**WHAT THE TASK REQUIRES:** From the entries that follow, copy each line containing the word "title".
----
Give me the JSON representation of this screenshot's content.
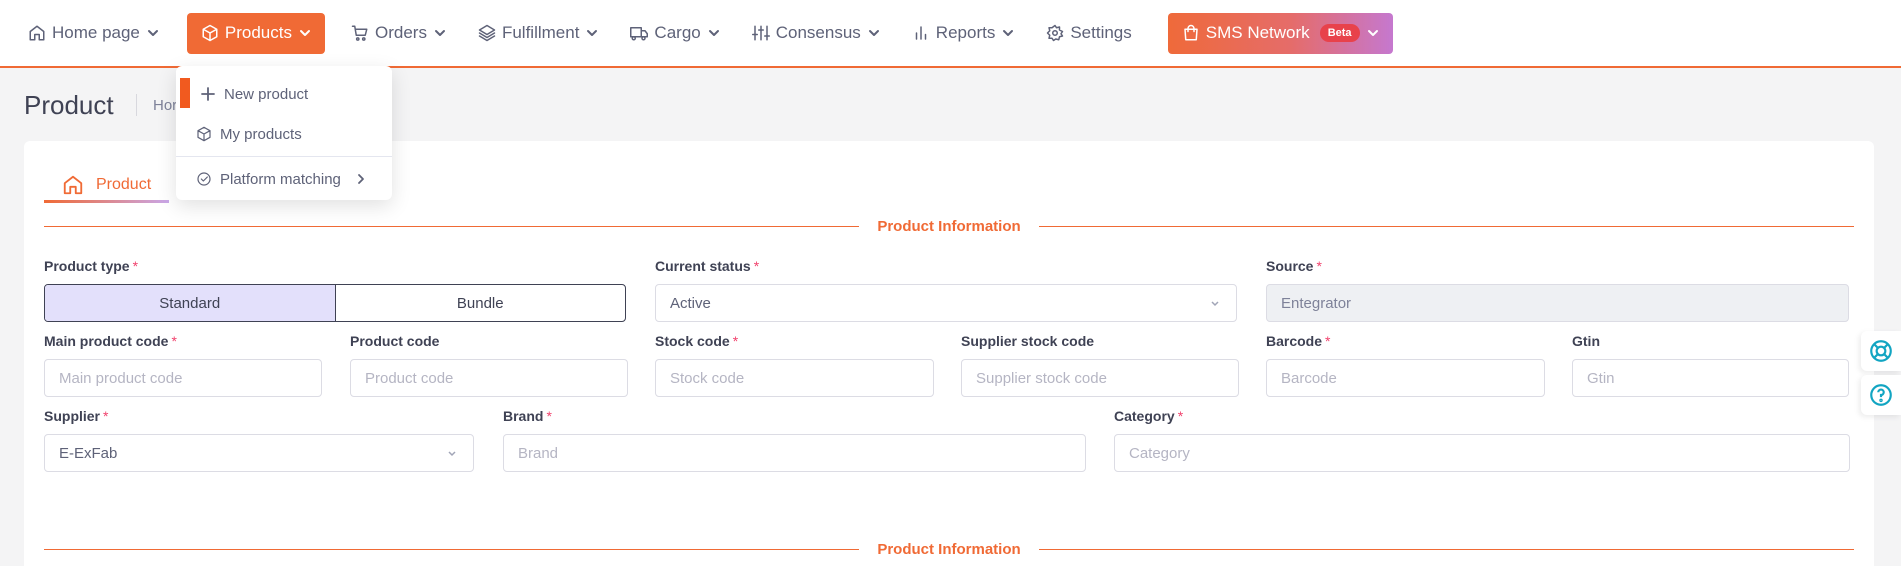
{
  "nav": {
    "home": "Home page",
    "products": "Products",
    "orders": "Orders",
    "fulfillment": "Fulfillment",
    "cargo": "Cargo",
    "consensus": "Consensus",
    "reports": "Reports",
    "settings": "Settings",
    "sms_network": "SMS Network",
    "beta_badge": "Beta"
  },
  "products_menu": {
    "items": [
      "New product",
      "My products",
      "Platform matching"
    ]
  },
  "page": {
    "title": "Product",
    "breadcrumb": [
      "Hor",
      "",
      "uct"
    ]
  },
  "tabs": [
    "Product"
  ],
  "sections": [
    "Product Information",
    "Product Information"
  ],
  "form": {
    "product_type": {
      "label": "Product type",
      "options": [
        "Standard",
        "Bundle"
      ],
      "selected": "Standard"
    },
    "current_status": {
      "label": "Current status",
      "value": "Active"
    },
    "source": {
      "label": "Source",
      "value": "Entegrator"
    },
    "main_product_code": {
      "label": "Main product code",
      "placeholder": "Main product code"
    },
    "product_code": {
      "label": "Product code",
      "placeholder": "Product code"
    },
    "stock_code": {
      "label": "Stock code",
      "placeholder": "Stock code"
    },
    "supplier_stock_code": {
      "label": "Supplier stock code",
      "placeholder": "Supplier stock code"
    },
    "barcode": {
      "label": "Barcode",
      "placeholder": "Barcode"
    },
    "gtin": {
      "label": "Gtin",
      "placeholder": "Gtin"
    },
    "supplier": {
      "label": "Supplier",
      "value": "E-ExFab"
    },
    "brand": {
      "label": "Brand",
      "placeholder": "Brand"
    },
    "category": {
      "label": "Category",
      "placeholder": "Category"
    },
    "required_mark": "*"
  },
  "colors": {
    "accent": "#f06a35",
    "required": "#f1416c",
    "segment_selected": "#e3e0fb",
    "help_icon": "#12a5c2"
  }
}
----
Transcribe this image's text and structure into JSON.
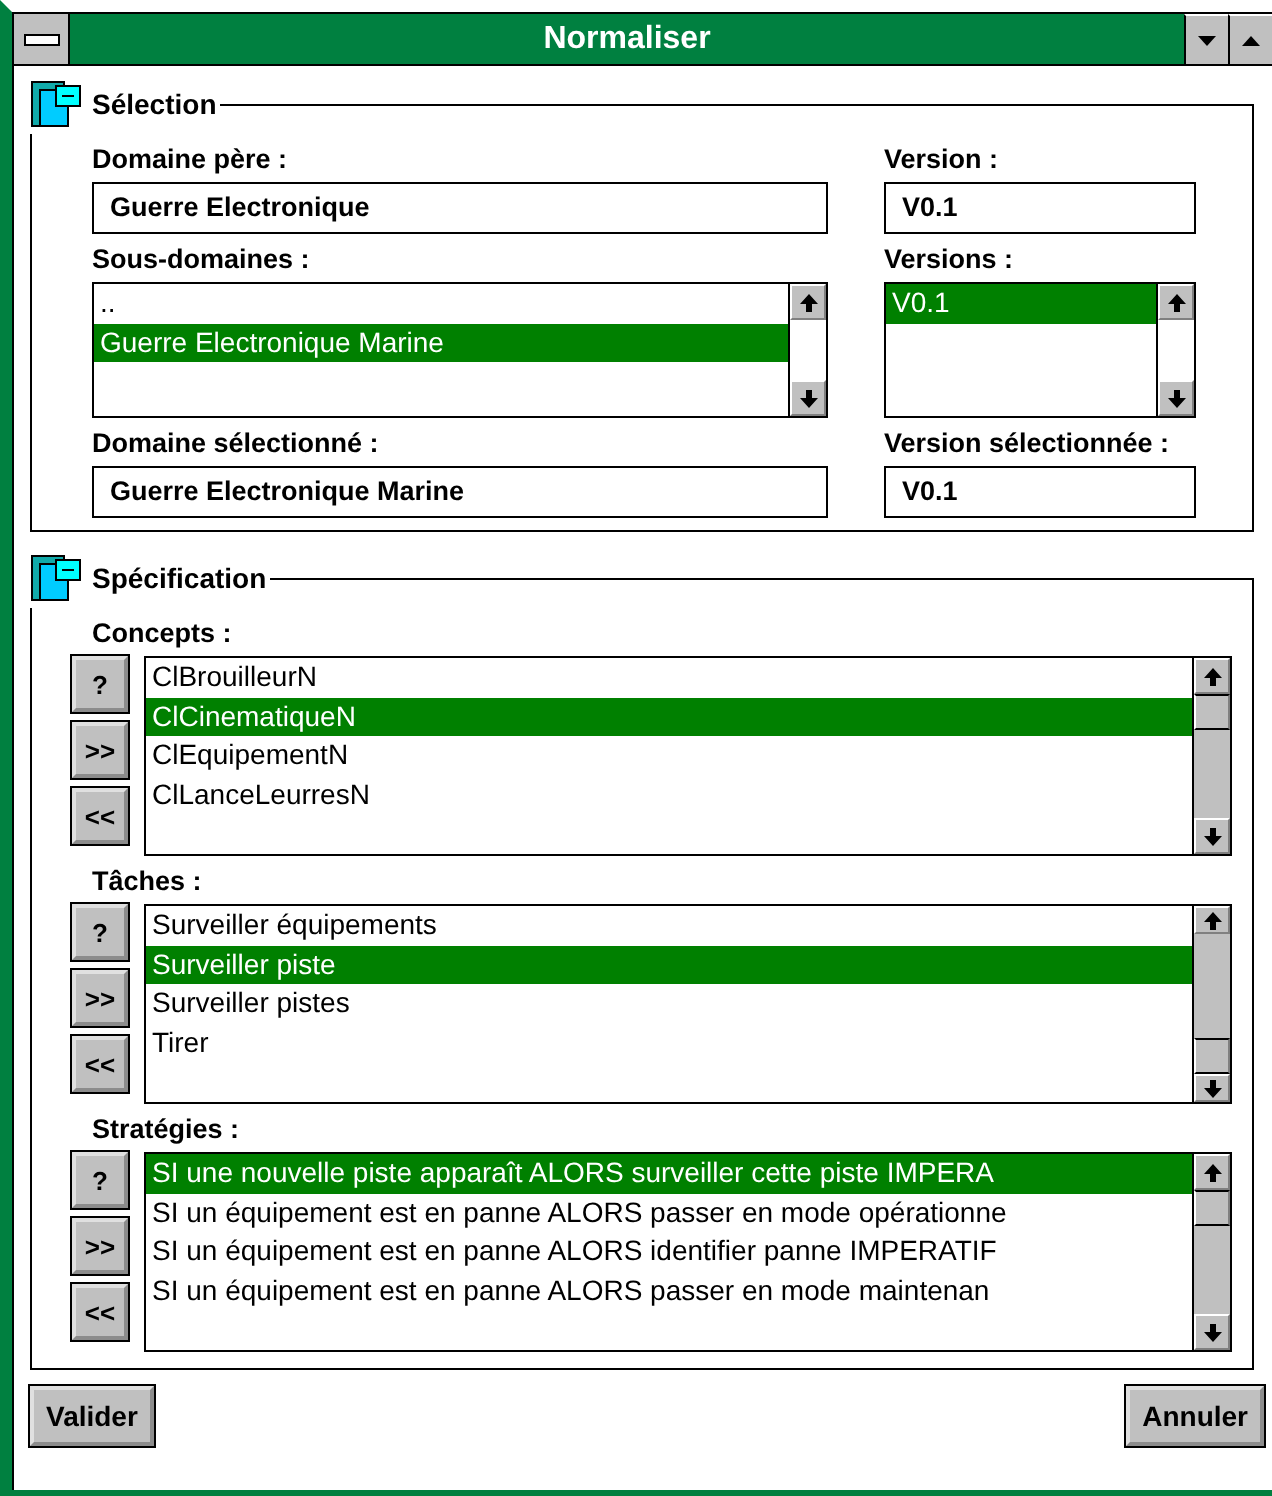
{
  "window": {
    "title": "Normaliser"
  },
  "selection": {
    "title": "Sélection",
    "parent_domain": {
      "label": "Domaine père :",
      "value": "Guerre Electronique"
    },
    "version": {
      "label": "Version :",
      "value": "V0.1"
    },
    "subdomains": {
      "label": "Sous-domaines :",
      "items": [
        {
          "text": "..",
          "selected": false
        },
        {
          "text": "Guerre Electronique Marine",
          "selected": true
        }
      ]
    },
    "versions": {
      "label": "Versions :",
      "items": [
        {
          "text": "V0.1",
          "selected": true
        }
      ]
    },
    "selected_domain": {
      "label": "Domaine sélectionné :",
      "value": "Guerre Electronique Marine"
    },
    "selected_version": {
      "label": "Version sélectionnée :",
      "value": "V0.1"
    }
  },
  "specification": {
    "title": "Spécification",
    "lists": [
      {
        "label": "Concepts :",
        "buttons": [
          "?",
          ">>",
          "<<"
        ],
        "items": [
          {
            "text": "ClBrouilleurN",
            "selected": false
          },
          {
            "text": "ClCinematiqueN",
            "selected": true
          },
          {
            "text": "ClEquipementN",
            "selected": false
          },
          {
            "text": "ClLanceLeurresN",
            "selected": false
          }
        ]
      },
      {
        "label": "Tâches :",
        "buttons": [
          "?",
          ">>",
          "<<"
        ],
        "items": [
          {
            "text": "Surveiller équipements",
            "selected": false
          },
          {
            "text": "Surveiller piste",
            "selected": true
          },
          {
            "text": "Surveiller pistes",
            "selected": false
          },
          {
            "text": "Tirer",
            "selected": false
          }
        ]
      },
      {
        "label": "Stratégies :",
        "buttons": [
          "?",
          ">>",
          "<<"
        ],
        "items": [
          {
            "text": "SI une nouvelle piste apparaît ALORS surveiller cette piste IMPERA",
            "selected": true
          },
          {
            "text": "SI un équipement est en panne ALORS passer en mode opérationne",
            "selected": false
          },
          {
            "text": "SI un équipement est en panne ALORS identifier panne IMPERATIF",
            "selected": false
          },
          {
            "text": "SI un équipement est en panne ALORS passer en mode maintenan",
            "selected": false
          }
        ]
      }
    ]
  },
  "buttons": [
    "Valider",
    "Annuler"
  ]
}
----
**TASK RESULT:**
    "title": "Product",
    "title": "Normaliser"
    "title": "Sélection",
    "title": "Spécification",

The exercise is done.